Of course, these changes also produced a violent reaction. As his title suggests, Egerton devotes considerable attention to the actions of homegrown "terrorists" like the Ku Klux Klan and kindred organizations, which systematically targeted local political leaders and teachers and were probably responsible for the deaths of more Americans than Osama bin Laden. Egerton makes the important point that the old idea of the South being subject to an overbearing military occupation is a myth. The Army was rapidly demobilized after the war ended.
"Reconstruction did not fail," Egerton states, "it was violently overthrown." Yet elsewhere, he seems to argue that the entire experiment was doomed even before it began. As the Civil War ended, he claims, traumatized white Southerners were prepared to accept "whatever terms the victorious North saw fit to impose." But Johnson immediately handed power back to leading white Southerners, opening the door for the region's "aggressive reactionaries" to try to reduce blacks to a condition as close to slavery as possible.
There is no question that Johnson — a deeply racist, inflexible political leader — lacked Lincoln's qualities of greatness. But as the historian Michael Perman showed many years ago in "Reunion Without Compromise," it is a serious mistake to exaggerate the spirit of acquiescence in the white South in 1865. Egerton's own evidence of sweeping violence against the freed people suggests that the failure of Reconstruction cannot wholly be blamed on Johnson. Moreover, his account directs attention away from the North's own retreat from the ideal of equality.
Egerton makes the valuable point that speaking simply of the failure of Reconstruction ignores the era's accomplishments, including "spectacular gains" in black literacy and the success of some former slaves in acquiring land. Nonetheless, the abandonment of Reconstruction was a disaster not only for black America but also for the national commitment to democracy. It was followed by "a new campaign in the wars of Reconstruction," this one over history. Through the writings of some historians and in films like "The Birth of a Nation" and "Gone With the Wind," a deeply racist image of Reconstruction achieved widespread circulation. Its alleged horrors became justifications for the disenfranchisement of black Southern voters. Internationally, although Egerton does not make this point, Reconstruction's "failure" was invoked in places as far-flung as Australia and South Africa to demonstrate the incapacity of nonwhite people for self-government.
"The Wars of Reconstruction" ends with the recent controversy about erecting a monument to Denmark Vesey in Charleston, S.C., where he plotted a slave insurrection. Egerton might have reflected more fully on the abysmal state of Reconstruction itself in public history.
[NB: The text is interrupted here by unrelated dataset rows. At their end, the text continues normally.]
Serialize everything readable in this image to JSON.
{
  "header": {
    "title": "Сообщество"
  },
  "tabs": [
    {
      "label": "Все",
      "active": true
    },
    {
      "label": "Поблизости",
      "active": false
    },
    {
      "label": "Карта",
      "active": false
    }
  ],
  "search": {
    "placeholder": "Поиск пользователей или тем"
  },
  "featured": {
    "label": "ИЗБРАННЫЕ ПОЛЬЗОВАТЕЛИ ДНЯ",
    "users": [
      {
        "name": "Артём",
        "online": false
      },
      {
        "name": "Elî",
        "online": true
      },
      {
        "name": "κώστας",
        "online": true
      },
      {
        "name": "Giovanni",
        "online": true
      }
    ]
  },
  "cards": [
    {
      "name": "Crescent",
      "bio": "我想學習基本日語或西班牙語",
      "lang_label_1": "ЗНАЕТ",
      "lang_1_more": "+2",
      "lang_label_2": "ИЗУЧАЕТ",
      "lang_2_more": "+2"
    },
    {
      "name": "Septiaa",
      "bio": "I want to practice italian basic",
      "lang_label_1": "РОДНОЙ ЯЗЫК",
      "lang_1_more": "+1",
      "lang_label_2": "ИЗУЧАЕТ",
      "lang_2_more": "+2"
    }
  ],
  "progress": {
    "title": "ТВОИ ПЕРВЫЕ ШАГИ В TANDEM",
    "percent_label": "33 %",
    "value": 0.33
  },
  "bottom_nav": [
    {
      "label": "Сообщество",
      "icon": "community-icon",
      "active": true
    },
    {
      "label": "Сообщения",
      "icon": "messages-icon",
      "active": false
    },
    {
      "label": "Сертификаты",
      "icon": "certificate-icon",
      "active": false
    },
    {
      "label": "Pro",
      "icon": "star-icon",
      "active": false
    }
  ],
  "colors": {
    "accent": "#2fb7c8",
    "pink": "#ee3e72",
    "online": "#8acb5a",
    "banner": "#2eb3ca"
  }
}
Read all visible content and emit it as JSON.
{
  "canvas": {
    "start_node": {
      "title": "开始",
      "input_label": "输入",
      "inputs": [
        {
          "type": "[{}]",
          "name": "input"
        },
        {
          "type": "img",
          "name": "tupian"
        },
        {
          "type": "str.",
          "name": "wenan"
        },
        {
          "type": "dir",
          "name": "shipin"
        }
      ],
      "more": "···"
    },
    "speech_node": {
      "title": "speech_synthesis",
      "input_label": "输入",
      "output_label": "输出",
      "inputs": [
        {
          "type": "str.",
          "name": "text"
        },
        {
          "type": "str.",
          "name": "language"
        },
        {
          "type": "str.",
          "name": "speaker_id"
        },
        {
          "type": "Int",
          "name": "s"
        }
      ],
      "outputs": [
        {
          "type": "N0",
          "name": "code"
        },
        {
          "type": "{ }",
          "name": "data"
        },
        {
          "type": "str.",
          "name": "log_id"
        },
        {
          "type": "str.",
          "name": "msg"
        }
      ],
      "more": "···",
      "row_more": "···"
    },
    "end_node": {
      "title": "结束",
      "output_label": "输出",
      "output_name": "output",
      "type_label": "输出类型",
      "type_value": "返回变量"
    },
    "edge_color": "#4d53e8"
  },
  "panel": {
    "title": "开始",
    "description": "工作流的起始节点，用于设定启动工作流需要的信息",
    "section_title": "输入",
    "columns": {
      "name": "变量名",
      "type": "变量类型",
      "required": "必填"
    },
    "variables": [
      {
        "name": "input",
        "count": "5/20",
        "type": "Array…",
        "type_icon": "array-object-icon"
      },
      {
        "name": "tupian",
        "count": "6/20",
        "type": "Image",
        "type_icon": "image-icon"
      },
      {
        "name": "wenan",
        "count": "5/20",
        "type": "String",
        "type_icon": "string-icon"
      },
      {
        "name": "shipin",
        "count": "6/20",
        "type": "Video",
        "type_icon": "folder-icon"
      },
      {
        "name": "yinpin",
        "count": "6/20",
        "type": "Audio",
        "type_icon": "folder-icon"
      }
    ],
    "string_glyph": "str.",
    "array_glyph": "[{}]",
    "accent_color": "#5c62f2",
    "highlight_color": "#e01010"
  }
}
Of the National Park Service's hundreds of historical sites, only the Andrew Johnson Homestead in Tennessee deals centrally with Reconstruction (in what can charitably be called a dated manner). Monuments to Confederate heroes, including leaders of the Ku Klux Klan, dot the Southern landscape, but virtually none to black officials of Reconstruction. It took South Carolina until 1998 to install a portrait of the black justice Jonathan J. Wright in its Supreme Court building, alongside likenesses of the other members of the court in the state's history.
The Denmark Vesey monument remains unfinished. So, in many ways, does Reconstruction.